The Road to Nashville
As the songs for my album "Road Tested" were falling into shape, it was clear that this record was going to lean more heavily on my deep love affair with country music - real country music – the music that was my obsession through the first decade or so of my years as a full-time musician. Friend, Drummer, Producer Marco Giovino and I began to think about what players we might try to enlist to for the recordings. More often than not he’d name his first pick for guitar or pedal steel or piano and then say, “But he lives in Nashville.”
After the fourth or fifth time around this track I came up with an inspired idea, “then why don’t we do this in Nashville?” We both knew that would add some complexity to schedule the right musicians and it would dig into the budget a bit more than doing it here in Boston, but I got quite excited about the idea. Marco got on the phone to see if he could line up our "team". A month or so later, Marco and I were holed up in a cottage down the road from Middletree Studios in East Nashville, ready to fire things up.
I can’t say enough about how professional, intuitive, expressive and fun this crew was. By way of a quick intro, the core unit was Doug Lancio on guitar (Bob Dylan, John Hiatt, Patty Griffin, Steve Earle), Russ Pahl on pedal steel and guitar (Vince Gill, Miranda Lambert, Taylor Swift, Carrie Underwood), Ron Eoff on bass (Levon Helm, Tracy Nelson, Cate Brothers Jo-El Sonnier) and John Deaderick on keyboards (Buddy Miller, James Taylor, Emmylou Harris, Michael McDonald). We also got some special performances out of Big Al Anderson (former founder of NRBQ) on guitar and great duet vocals from Jim Lauderdale and Elizabeth Cook. And my dear friend of over 40 years, Buffy Ford Stewart, chimed in from afar with a vocal on her late husband John’s anthem “A Little Road and a Stone to Roll”.

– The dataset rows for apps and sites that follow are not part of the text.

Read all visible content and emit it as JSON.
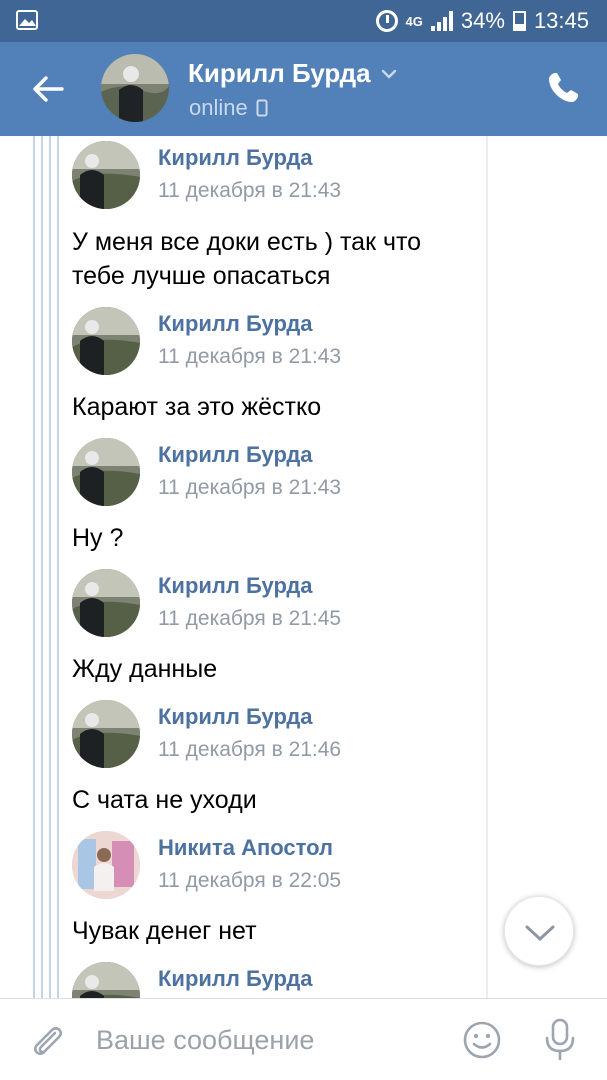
{
  "statusbar": {
    "network": "4G",
    "battery": "34%",
    "time": "13:45"
  },
  "header": {
    "contact_name": "Кирилл Бурда",
    "status": "online"
  },
  "messages": [
    {
      "author": "Кирилл Бурда",
      "time": "11 декабря в 21:43",
      "text": "У меня все доки есть ) так что тебе лучше опасаться"
    },
    {
      "author": "Кирилл Бурда",
      "time": "11 декабря в 21:43",
      "text": "Карают за это жёстко"
    },
    {
      "author": "Кирилл Бурда",
      "time": "11 декабря в 21:43",
      "text": "Ну ?"
    },
    {
      "author": "Кирилл Бурда",
      "time": "11 декабря в 21:45",
      "text": "Жду данные"
    },
    {
      "author": "Кирилл Бурда",
      "time": "11 декабря в 21:46",
      "text": "С чата не уходи"
    },
    {
      "author": "Никита Апостол",
      "time": "11 декабря в 22:05",
      "text": "Чувак денег нет"
    },
    {
      "author": "Кирилл Бурда",
      "time": "",
      "text": ""
    }
  ],
  "composer": {
    "placeholder": "Ваше сообщение"
  },
  "colors": {
    "statusbar": "#3f6694",
    "header": "#5181b8",
    "author_name": "#4d72a1",
    "timestamp": "#929aa5"
  }
}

I’ve touched on this before when describing the recording process for my two prior releases, “Gin & Rosewater” and “38 Degrees and Raining”, but I’ll give you this record’s version. The version is, these recordings come together by magic. As with my prior two records (which each produced a great sounding result), this core band came into the studio having heard only the most stripped down, voice and guitar demos of the tunes. Consider that to be close to a blank canvas.
As we would start running through each song, an arrangement would begin to emerge. It’s not as though we’d stop half way through and someone would say, “Let’s throw in a key change here”. Everyone was listening to each other. And as highly seasoned session musicians, they knew when to leave space in their playing. Their musical vocabularies are so vast that they can instantly handle the stylistic shifts (think going from “One Heart Acre” to “Stick Shift”). Several of the songs are what I would describe as playful. Neither Marco or I ever had to say, “Men, play playfully”! But their contributions on those songs came off as playful! They knew what to do and when to do it.
We also recorded the songs essentially “live”, meaning the core band – Marco, Doug, Ron, Russ and John – and I were performing at the same time. Like in most studios, as the singer I had my own booth but I could see and respond to everyone else. Most of the time the other musicians were all together in the same, large room. We could see, hear and feel each other. That shows up in the final recording. So in that setting, each song would take shape.
And every tune was built on Marco’s drumming. Marco set the tempo (harder than it sounds), created the foundational groove and led the dynamic shifts within each tune. He was the cake and the rest of us provided the icing.
Listen for how Doug Lancio and Russ Pahl weave around each other on guitars and pedal steel.
Catch how Ron Eoff moves from upright bass to electric bass and at just the right moments goes funky on us.
Notice how tastefully John Deadrick adds color and nuance as he moves from grand piano, to Hammond organ to synth.
And all of this was done with good humor, absolute professionalism and speed (11 songs in 3 days). I must also give a shout out the expertise and great vibes of studio owner and recording engineer Joe Pisapia. He made the recording process fun and frictionless.
And yeah, it was magic.